Problem requirements → Return each entry exactly, so that nothing in the data differs from the original.

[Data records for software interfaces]
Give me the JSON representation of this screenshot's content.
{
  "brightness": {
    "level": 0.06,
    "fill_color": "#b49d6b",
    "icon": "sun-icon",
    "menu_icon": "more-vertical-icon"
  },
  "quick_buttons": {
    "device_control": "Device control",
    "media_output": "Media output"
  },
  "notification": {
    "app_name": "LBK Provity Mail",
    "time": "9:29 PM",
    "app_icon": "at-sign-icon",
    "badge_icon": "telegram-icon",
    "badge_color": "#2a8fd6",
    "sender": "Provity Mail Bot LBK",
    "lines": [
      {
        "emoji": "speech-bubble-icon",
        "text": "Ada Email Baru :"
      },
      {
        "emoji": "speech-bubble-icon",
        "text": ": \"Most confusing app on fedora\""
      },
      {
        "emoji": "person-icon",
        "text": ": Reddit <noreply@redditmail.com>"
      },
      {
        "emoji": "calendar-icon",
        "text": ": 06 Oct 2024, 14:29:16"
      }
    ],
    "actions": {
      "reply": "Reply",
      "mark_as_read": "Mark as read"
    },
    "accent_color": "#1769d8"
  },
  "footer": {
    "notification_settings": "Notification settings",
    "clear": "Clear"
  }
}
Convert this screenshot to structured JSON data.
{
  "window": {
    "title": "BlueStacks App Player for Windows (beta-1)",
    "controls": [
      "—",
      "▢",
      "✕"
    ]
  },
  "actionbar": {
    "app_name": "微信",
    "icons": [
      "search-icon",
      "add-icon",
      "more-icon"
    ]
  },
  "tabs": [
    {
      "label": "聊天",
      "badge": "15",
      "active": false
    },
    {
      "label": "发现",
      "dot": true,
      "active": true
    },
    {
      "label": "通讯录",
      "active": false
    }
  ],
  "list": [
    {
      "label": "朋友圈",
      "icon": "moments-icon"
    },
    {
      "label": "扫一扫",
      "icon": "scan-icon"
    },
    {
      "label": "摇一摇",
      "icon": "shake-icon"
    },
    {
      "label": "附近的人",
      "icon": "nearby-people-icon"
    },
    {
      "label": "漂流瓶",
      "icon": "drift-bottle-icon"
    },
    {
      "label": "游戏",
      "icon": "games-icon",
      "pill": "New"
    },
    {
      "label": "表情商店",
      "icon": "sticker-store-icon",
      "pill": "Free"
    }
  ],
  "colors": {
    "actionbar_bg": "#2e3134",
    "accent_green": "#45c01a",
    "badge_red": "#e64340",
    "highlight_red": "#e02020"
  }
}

Task answer →
Give me the JSON representation of this screenshot's content.
{
  "brightness": {
    "level": 0.06,
    "fill_color": "#b49d6b",
    "icon": "sun-icon",
    "menu_icon": "more-vertical-icon"
  },
  "quick_buttons": {
    "device_control": "Device control",
    "media_output": "Media output"
  },
  "notification": {
    "app_name": "LBK Provity Mail",
    "time": "9:29 PM",
    "app_icon": "at-sign-icon",
    "badge_icon": "telegram-icon",
    "badge_color": "#2a8fd6",
    "sender": "Provity Mail Bot LBK",
    "lines": [
      {
        "emoji": "speech-bubble-icon",
        "text": "Ada Email Baru :"
      },
      {
        "emoji": "speech-bubble-icon",
        "text": ": \"Most confusing app on fedora\""
      },
      {
        "emoji": "person-icon",
        "text": ": Reddit <noreply@redditmail.com>"
      },
      {
        "emoji": "calendar-icon",
        "text": ": 06 Oct 2024, 14:29:16"
      }
    ],
    "actions": {
      "reply": "Reply",
      "mark_as_read": "Mark as read"
    },
    "accent_color": "#1769d8"
  },
  "footer": {
    "notification_settings": "Notification settings",
    "clear": "Clear"
  }
}
Convert this screenshot to structured JSON data.
{
  "window": {
    "title": "BlueStacks App Player for Windows (beta-1)",
    "controls": [
      "—",
      "▢",
      "✕"
    ]
  },
  "actionbar": {
    "app_name": "微信",
    "icons": [
      "search-icon",
      "add-icon",
      "more-icon"
    ]
  },
  "tabs": [
    {
      "label": "聊天",
      "badge": "15",
      "active": false
    },
    {
      "label": "发现",
      "dot": true,
      "active": true
    },
    {
      "label": "通讯录",
      "active": false
    }
  ],
  "list": [
    {
      "label": "朋友圈",
      "icon": "moments-icon"
    },
    {
      "label": "扫一扫",
      "icon": "scan-icon"
    },
    {
      "label": "摇一摇",
      "icon": "shake-icon"
    },
    {
      "label": "附近的人",
      "icon": "nearby-people-icon"
    },
    {
      "label": "漂流瓶",
      "icon": "drift-bottle-icon"
    },
    {
      "label": "游戏",
      "icon": "games-icon",
      "pill": "New"
    },
    {
      "label": "表情商店",
      "icon": "sticker-store-icon",
      "pill": "Free"
    }
  ],
  "colors": {
    "actionbar_bg": "#2e3134",
    "accent_green": "#45c01a",
    "badge_red": "#e64340",
    "highlight_red": "#e02020"
  }
}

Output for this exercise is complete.